Peter Smith: That's right. I would even add to that to say I still think we've got a long ways to go because many colleges are not doing what you're saying, but they will as time goes by. I also think what I've come to see in these interviews for this book and it's, as you know, the first half of the book is very personal. It's street-level stories, as you said, not written for policy makers, although policy makers love it and practitioners love it, but I wanted to show the world through the eyes of these learners. I think to that extent I succeeded, frankly, beyond my hopes. The whole notion of the impact of their experiential learning on them and what we found is again and again, Allen Tough's research initially showed this, people forget what they learn informally. Frankly, we forget a lot of what we learn in school. But when you sit down with them and help them harvest that, put it in electronic portfolio, et cetera, it comes back. They are, in fact, reflecting on the learning they've done in the past or in the immediate past and in the present.
I now see a role for colleges as they construct more project-based learning where the actual assessment of the learning at the end of, during the course and at the end, is a pedagogy in its own right. You are helping people understand, by the questions you ask, not just how well can you remember this, but how did you apply it? What did it mean? How has it affected you? Your notion about it changing pedagogy is absolutely right as far as I'm concerned, but I would take it even further to say that I think assessment of learning, present or past, is going to become a pedagogy in its own right.
Susan Manning: I'm with you 100% on that. In fact, if any of my former students are listening to you they're probably thinking, "She asked him to say that," because I always said a good assessment is an opportunity to learn, and a good learning experience can usually be assessed if done well.
Peter Smith: Yep. That's right.
Susan Manning: So I'm loving this conversation and I want to thank you for joining me today to kind of unpack the book. I hope that our listeners will pick up a copy. It's a really enjoyable read and it's inspiring. So thank you so much.
Peter Smith: Well, thank you very much.

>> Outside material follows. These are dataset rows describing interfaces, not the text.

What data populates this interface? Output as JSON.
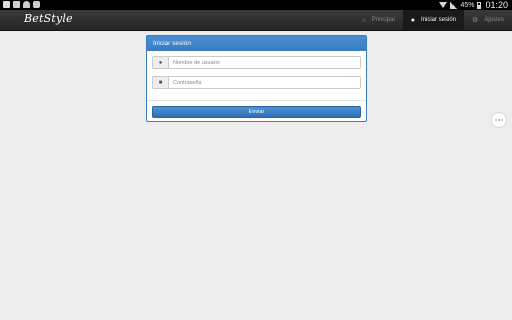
{
  "status_bar": {
    "icons_left": [
      "facebook-icon",
      "gallery-icon",
      "cloud-icon",
      "camera-icon"
    ],
    "battery": "45%",
    "time": "01:20"
  },
  "navbar": {
    "logo": "BetStyle",
    "items": [
      {
        "label": "Principal",
        "icon": "home-icon",
        "active": false
      },
      {
        "label": "Iniciar sesión",
        "icon": "user-icon",
        "active": true
      },
      {
        "label": "Ajustes",
        "icon": "gear-icon",
        "active": false
      }
    ]
  },
  "login": {
    "title": "Iniciar sesión",
    "username_placeholder": "Nombre de usuario",
    "password_placeholder": "Contraseña",
    "submit_label": "Enviar"
  },
  "colors": {
    "panel_header": "#3a7bc0",
    "navbar": "#2a2a2a",
    "background": "#ececec"
  }
}
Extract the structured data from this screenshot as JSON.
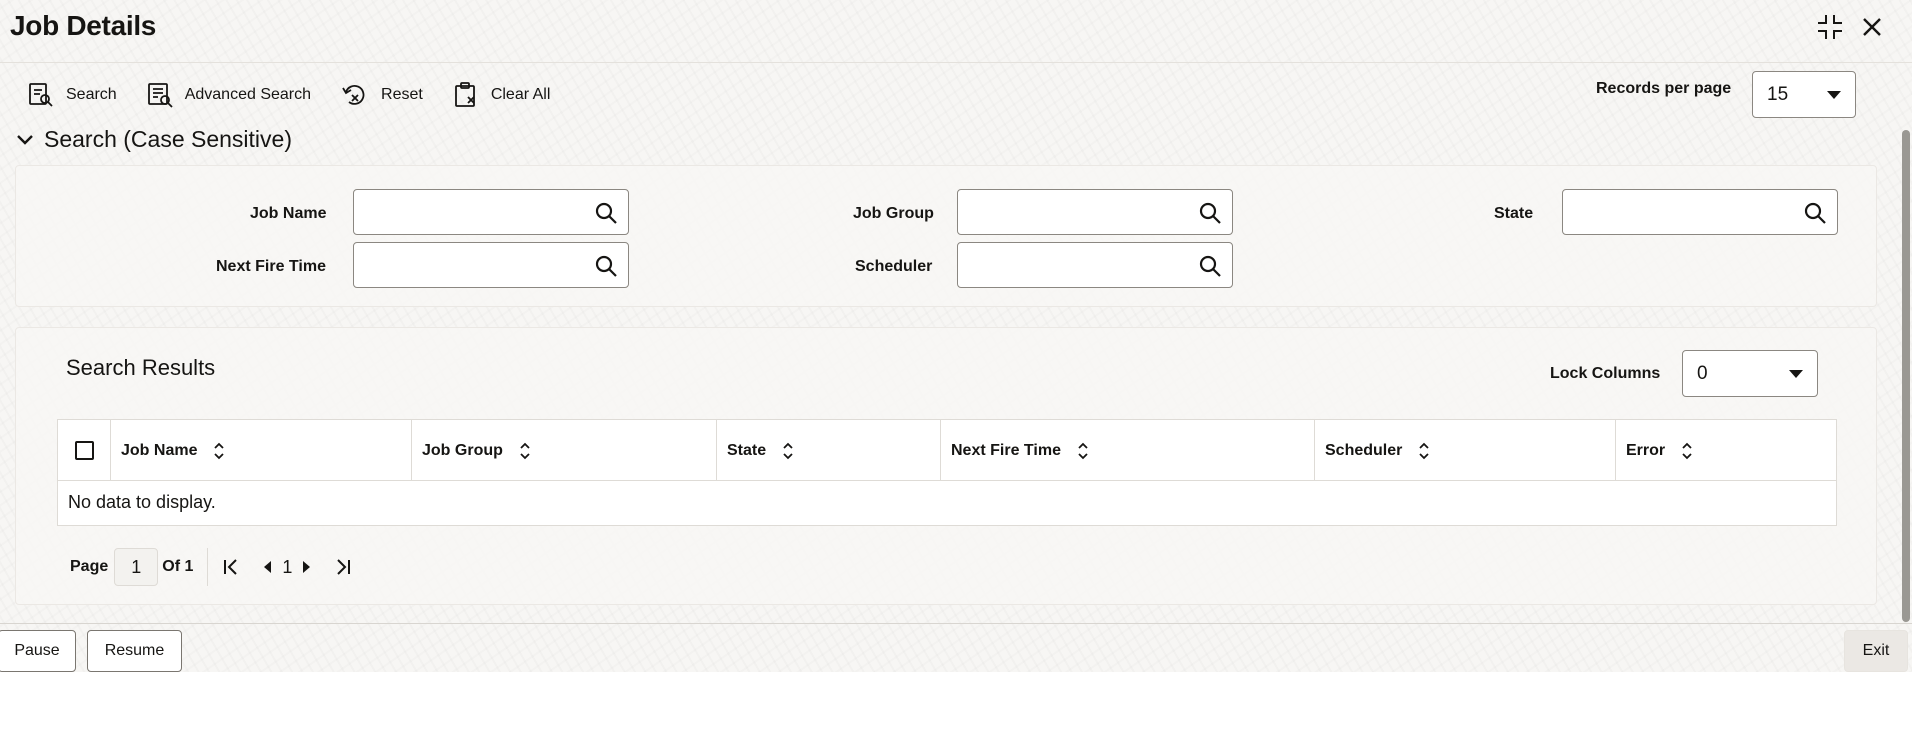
{
  "window": {
    "title": "Job Details"
  },
  "toolbar": {
    "search_label": "Search",
    "advanced_search_label": "Advanced Search",
    "reset_label": "Reset",
    "clear_all_label": "Clear All"
  },
  "records_per_page": {
    "label": "Records per page",
    "value": "15"
  },
  "search_section": {
    "title": "Search (Case Sensitive)",
    "fields": {
      "job_name": {
        "label": "Job Name",
        "value": ""
      },
      "job_group": {
        "label": "Job Group",
        "value": ""
      },
      "state": {
        "label": "State",
        "value": ""
      },
      "next_fire_time": {
        "label": "Next Fire Time",
        "value": ""
      },
      "scheduler": {
        "label": "Scheduler",
        "value": ""
      }
    }
  },
  "results": {
    "title": "Search Results",
    "lock_columns": {
      "label": "Lock Columns",
      "value": "0"
    },
    "columns": [
      "Job Name",
      "Job Group",
      "State",
      "Next Fire Time",
      "Scheduler",
      "Error"
    ],
    "empty_message": "No data to display.",
    "pagination": {
      "page_label": "Page",
      "current_page": "1",
      "of_label": "Of 1",
      "nav_page": "1"
    }
  },
  "footer": {
    "pause_label": "Pause",
    "resume_label": "Resume",
    "exit_label": "Exit"
  },
  "icons": {
    "minimize": "collapse-icon",
    "close": "close-icon",
    "search_field": "search-icon",
    "sort": "sort-icon",
    "section_toggle": "chevron-down-icon"
  }
}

I appreciate the chance to speak with you, Susan, and through you to a lot of your Credly family.
Susan Manning: Thank you, listeners, for joining us. If you'd like to suggest upcoming topics, feel free to write us at firstname.lastname@example.org.